My understanding of international research is that weak regulation goes hand in hand with poor quality early childhood services, the USA being perhaps the most notable example. The EYFS will effectively bring together an appropriate level of regulation, within the context of stated principles around children's entitlement to play and high levels of care (including a key person system). There are many further important principles, one of which is that Steiner and Montessori schools should be allowed to offer their distinctive approach to early years education and care. My understanding is that there is ongoing and satisfactory dialogue between the DCSF and these sectors to ensure this. The further objection to regulation is that it unduly constrains the freedom of private operators of nurseries. My view is that tighter regulation is essential to improved quality. Children deserve better quality than they receive in many private nurseries (with, of course, notable exceptions - there are good private nurseries, but both the EPPE research and Ofsted inspection system indicate that there is a statistically significant difference in the quality of the maintained sector compared to the private, in favour of the former).

As the state supplies considerable funding (both through the tax credit system, and the NEG) it can reasonably expect good quality and legislate for this.

For the future, I think that government should aim for a better qualified early years workforce, to include early years specialist teachers and with continued encouragement for nursery staff to gain degree-level qualifications. As the workforce becomes better qualified, it is reasonable to expect that the extent and detail of regulation could then be reduced.

Over-formal curriculum

In my view, there are a number of the early learning goals (especially in the area of reading and writing) which are inappropriate for young children. Their impact can then extend backwards through the system and encourage inappropriately early attempts to teach children formal reading and writing skills at too young an age. In effect these are left over from the old Foundation Stage. With the introduction of the new EYFS, the opportunity should have been taken to remove them. I also think that in extent and detail, the "Development Matters" section of the EYFS is unhelpful. However it should be noted that this section is advisory, not statutory. The EYFS places a statutory duty on providers of early education to promote play, to work closely with families, and to develop a key person system. The EYFS training I have been involved with has emphasized the principles and commitments, and has stressed that the "Development Matters" section is for guidance only.

A "toxic childhood"

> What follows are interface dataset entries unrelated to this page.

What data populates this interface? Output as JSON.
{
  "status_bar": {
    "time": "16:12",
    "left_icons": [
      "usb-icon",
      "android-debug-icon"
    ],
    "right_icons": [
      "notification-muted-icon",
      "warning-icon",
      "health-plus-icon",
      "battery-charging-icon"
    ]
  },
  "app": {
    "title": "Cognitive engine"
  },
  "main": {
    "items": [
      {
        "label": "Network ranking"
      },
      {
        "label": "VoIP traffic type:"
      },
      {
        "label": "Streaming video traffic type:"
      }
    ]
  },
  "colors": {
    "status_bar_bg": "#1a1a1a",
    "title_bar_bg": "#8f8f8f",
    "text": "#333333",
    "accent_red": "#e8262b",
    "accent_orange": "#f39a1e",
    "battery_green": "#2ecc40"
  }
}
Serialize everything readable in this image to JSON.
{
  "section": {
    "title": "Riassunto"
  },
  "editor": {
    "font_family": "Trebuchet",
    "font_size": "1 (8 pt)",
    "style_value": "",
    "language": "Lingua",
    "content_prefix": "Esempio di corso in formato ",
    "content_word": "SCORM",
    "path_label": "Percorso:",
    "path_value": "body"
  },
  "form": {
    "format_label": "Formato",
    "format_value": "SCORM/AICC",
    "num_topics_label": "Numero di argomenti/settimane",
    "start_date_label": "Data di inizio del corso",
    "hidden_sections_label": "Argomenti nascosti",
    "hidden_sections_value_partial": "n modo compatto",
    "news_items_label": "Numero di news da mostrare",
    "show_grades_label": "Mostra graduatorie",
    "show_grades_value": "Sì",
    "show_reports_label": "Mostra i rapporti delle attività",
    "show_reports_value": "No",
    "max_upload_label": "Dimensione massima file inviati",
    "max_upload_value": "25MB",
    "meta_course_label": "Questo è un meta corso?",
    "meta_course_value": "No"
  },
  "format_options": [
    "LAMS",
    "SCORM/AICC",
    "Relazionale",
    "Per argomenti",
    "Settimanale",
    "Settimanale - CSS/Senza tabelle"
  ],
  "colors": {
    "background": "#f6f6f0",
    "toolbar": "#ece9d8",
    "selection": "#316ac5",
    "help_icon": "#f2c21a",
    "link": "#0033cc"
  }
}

Objections to the EYFS also seem to see it as part of a larger picture of how society is making childhood "toxic" in the UK. Whilst it is right to be concerned and vigilant on this front, my view is that currently the expansion of Children's Centres and early childhood education and care is making a very positive difference to the lives of many families and wider communities. There are many reasons why it is difficult to bring up children in today's conditions; there are also many aspects of children's and families' lives which are much, much better than they used to be in the days when the state took virtually no interest in early childhood services. The "toxic childhood" discussion also seems to me to end up essentially as an expression of age-old fears amongst some middle class people that their happiness and their children's prospects must be defended against a nasty and growing mob of barbarous others. I want to keep this brief; I have commented previously on this here.